Your assignment
Which lines in the material below contain the word "identification"? Copy each of them.

Extracted material
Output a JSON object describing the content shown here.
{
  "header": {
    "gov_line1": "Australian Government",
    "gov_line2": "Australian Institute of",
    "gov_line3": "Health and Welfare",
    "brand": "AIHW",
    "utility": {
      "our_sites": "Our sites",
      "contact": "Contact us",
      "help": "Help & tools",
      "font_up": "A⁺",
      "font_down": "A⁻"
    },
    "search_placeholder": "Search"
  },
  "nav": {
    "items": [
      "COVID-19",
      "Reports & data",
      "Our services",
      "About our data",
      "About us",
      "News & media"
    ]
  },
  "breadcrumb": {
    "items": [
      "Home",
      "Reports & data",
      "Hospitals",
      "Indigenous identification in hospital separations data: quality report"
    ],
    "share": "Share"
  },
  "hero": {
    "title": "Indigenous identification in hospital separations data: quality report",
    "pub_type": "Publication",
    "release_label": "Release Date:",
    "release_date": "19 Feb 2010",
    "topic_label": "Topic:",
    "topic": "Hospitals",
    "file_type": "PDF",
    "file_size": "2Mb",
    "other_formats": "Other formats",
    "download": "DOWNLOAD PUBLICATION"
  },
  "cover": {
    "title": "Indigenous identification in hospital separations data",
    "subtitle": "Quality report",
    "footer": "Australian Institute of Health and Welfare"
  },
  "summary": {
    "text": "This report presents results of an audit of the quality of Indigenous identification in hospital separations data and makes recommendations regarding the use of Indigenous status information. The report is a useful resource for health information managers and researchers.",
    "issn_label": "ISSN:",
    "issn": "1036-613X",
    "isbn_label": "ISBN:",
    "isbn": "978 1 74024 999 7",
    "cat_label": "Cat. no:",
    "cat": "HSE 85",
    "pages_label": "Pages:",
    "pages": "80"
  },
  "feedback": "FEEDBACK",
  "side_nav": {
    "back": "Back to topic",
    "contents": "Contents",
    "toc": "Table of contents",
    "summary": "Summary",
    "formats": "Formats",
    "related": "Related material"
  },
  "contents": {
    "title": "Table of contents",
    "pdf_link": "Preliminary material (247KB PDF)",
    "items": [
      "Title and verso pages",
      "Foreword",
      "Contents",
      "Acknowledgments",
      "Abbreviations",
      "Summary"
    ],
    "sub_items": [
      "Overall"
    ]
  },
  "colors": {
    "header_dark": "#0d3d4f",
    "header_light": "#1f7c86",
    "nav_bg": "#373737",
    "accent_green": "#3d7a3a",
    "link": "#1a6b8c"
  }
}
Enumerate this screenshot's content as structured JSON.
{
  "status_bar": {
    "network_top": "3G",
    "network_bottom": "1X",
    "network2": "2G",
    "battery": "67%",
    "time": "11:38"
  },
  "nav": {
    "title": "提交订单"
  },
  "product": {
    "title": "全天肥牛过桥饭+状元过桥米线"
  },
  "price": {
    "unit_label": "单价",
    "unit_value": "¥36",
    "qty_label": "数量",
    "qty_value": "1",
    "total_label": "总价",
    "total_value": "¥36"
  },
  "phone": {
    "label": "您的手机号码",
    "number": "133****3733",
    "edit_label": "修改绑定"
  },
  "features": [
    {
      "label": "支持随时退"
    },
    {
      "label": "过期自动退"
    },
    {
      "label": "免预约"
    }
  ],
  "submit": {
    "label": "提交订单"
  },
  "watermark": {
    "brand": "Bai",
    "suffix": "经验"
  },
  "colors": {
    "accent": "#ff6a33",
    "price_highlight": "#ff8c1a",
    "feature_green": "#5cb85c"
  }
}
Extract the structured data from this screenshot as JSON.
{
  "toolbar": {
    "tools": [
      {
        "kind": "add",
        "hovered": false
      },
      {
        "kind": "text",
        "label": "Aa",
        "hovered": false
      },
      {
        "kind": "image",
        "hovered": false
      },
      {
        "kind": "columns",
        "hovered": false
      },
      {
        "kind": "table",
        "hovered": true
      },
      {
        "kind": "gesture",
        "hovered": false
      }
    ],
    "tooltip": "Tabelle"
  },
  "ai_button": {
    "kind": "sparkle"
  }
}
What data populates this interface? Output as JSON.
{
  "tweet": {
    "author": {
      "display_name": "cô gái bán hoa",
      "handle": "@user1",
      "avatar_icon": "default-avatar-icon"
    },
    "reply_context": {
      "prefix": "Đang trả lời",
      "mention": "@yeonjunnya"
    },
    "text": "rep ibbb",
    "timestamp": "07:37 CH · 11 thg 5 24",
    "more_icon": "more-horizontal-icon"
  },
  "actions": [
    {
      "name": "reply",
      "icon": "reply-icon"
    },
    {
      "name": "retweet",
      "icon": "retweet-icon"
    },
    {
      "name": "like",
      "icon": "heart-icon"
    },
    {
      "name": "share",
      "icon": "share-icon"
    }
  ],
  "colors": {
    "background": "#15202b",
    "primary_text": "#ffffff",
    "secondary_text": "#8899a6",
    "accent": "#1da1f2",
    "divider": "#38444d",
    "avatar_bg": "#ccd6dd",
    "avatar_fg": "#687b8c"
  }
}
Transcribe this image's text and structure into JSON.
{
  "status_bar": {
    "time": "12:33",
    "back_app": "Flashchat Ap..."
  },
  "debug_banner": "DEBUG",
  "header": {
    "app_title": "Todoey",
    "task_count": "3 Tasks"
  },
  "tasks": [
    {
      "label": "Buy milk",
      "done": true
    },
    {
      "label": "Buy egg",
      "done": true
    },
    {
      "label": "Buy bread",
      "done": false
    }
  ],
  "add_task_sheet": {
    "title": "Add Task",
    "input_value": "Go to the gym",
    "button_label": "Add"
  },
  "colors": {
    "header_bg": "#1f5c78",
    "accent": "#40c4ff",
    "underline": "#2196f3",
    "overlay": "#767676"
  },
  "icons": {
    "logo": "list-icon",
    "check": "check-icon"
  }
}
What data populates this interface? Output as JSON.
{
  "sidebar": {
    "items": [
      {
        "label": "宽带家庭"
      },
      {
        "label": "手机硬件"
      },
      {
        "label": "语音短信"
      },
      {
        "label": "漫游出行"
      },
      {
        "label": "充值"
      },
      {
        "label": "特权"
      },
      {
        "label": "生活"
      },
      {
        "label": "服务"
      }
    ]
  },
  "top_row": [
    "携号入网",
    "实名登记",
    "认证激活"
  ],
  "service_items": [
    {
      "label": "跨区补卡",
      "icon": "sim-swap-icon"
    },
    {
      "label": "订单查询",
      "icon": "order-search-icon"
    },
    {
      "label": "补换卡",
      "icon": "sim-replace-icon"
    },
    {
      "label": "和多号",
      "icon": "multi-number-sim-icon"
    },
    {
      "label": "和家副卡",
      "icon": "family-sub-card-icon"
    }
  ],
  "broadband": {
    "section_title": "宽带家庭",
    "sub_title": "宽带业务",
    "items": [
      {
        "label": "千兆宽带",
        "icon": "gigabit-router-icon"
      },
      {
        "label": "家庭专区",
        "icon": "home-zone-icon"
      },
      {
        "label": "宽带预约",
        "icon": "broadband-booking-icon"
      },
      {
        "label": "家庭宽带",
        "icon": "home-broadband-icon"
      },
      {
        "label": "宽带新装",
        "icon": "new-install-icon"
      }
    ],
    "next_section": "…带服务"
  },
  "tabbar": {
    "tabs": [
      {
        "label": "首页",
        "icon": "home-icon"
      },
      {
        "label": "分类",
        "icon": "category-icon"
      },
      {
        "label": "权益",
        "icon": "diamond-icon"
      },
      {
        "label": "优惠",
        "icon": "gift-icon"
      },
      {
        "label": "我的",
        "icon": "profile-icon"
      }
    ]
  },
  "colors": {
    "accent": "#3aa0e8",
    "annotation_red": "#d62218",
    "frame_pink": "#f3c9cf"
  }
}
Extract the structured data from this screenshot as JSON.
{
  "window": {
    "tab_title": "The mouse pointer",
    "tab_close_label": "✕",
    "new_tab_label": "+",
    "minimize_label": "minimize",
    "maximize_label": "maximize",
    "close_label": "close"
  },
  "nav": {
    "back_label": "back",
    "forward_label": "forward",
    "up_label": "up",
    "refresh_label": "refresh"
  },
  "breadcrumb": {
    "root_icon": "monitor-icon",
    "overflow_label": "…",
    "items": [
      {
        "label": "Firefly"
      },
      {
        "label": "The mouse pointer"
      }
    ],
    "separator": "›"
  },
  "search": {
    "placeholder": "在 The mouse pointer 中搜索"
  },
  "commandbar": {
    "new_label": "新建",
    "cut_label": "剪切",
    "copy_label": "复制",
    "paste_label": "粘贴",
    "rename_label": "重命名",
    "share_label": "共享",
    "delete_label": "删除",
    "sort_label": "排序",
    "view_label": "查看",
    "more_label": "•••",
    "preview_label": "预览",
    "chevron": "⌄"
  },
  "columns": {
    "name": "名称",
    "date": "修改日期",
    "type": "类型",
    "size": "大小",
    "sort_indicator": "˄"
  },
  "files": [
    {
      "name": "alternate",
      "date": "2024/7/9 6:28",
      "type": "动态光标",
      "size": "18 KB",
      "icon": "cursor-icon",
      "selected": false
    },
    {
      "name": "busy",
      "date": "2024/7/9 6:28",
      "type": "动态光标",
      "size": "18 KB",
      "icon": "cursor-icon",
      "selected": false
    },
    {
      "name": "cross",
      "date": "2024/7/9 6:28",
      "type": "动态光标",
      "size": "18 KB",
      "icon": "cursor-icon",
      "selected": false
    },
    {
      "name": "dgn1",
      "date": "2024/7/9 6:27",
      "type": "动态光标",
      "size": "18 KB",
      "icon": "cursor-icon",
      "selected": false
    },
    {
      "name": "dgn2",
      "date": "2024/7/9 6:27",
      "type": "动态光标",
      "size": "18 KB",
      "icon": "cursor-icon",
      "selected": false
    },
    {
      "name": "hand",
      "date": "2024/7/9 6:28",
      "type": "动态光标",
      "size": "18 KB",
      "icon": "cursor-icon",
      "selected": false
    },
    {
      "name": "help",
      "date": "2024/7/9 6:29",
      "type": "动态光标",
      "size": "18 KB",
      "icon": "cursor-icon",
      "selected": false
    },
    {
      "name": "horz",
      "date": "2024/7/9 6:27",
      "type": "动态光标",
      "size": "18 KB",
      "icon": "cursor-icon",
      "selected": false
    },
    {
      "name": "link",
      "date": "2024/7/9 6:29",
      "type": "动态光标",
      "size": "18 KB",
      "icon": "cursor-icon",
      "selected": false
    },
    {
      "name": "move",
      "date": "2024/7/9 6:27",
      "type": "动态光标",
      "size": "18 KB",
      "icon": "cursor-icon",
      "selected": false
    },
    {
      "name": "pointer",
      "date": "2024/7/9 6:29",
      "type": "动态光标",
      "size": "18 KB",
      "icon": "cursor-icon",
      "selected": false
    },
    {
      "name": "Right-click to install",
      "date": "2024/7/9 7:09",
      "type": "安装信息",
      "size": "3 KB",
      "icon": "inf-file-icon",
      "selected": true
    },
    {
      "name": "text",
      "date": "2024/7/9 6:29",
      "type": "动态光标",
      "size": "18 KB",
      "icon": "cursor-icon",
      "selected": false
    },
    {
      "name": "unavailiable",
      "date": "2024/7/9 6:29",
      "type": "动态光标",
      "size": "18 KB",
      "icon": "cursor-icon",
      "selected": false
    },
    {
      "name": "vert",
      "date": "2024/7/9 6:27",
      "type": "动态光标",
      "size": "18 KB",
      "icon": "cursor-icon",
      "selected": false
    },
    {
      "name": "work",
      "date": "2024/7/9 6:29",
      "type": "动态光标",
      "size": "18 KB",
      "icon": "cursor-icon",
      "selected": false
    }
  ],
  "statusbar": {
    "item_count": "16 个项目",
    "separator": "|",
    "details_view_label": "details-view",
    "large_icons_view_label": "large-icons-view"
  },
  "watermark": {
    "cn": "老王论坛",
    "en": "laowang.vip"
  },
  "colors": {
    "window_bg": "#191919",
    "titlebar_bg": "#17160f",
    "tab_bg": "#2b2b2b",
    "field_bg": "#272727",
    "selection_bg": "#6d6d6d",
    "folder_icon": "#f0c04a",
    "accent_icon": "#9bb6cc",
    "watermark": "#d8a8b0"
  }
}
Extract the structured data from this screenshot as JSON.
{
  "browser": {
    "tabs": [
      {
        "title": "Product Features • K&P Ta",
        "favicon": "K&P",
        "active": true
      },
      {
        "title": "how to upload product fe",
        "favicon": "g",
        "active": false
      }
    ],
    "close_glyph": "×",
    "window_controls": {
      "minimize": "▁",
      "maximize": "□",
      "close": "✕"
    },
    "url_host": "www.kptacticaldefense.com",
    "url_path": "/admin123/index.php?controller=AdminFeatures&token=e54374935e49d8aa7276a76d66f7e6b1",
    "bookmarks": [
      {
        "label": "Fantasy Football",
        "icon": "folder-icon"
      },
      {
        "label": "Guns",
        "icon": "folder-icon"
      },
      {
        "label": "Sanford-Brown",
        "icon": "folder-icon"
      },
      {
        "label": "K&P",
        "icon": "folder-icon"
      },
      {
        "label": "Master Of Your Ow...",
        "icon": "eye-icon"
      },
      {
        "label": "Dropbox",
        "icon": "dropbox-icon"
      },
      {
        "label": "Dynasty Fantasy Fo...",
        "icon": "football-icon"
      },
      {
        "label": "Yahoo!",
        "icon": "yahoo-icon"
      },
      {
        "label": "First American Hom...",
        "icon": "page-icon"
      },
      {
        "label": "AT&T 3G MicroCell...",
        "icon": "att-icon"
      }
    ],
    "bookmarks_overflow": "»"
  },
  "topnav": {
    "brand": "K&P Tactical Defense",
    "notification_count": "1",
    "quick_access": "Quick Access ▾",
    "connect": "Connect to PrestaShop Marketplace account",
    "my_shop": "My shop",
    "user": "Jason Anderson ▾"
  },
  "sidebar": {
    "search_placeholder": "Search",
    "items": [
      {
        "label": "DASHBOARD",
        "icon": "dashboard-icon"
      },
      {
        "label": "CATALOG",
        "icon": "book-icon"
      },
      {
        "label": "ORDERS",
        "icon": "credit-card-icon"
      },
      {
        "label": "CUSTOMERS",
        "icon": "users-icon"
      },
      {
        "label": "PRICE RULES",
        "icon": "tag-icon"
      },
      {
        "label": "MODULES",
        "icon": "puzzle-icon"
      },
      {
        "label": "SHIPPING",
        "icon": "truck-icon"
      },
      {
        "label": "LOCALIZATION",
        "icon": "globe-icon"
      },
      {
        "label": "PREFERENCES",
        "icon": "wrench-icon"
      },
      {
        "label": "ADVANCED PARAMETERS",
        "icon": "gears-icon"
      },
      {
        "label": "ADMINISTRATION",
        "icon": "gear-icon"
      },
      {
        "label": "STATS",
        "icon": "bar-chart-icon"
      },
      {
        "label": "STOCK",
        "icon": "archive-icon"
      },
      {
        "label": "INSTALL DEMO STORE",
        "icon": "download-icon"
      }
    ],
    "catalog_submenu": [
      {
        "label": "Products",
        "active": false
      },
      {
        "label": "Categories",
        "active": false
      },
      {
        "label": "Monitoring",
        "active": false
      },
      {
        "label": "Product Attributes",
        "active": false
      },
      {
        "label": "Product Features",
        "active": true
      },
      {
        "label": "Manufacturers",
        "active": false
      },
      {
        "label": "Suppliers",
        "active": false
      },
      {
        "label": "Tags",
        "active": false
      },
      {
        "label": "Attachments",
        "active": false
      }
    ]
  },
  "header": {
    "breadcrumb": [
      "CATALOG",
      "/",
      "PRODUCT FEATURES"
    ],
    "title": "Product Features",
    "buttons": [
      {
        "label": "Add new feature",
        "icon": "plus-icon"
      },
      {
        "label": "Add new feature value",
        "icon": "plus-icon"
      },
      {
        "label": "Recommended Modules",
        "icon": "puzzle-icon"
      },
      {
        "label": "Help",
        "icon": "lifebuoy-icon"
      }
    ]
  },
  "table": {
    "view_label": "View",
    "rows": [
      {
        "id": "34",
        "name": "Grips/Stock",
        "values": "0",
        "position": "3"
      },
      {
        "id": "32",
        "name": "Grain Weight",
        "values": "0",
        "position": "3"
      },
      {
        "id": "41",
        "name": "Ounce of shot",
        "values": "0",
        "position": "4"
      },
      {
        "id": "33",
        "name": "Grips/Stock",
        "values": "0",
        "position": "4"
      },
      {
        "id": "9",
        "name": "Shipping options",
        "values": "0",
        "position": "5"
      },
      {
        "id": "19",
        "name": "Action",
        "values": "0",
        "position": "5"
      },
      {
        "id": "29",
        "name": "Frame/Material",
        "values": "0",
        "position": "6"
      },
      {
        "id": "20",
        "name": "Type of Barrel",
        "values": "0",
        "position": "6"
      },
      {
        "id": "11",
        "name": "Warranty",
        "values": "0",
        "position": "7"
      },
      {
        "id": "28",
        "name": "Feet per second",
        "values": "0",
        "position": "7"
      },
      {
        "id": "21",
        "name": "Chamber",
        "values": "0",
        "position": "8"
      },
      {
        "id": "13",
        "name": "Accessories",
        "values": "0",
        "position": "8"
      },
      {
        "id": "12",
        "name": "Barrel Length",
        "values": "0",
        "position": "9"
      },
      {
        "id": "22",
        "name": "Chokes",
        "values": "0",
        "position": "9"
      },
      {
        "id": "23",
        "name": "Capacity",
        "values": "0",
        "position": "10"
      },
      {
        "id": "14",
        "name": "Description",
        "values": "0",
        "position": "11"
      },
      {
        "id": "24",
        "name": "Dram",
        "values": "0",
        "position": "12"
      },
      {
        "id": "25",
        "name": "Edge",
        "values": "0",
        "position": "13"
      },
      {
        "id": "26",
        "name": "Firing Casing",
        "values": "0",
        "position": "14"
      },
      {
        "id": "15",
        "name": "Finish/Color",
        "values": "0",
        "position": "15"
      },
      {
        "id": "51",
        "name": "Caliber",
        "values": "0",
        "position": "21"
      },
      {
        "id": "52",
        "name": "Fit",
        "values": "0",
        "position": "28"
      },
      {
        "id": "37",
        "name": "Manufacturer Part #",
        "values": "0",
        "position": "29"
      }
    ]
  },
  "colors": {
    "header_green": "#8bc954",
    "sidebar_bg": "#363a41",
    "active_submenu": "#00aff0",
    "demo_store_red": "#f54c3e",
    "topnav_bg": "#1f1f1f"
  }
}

Final answer
      "Indigenous identification in hospital separations data: quality report"
    "title": "Indigenous identification in hospital separations data: quality report",
    "title": "Indigenous identification in hospital separations data",
    "text": "This report presents results of an audit of the quality of Indigenous identification in hospital separations data and makes recommendations regarding the use of Indigenous status information. The report is a useful resource for health information managers and researchers.",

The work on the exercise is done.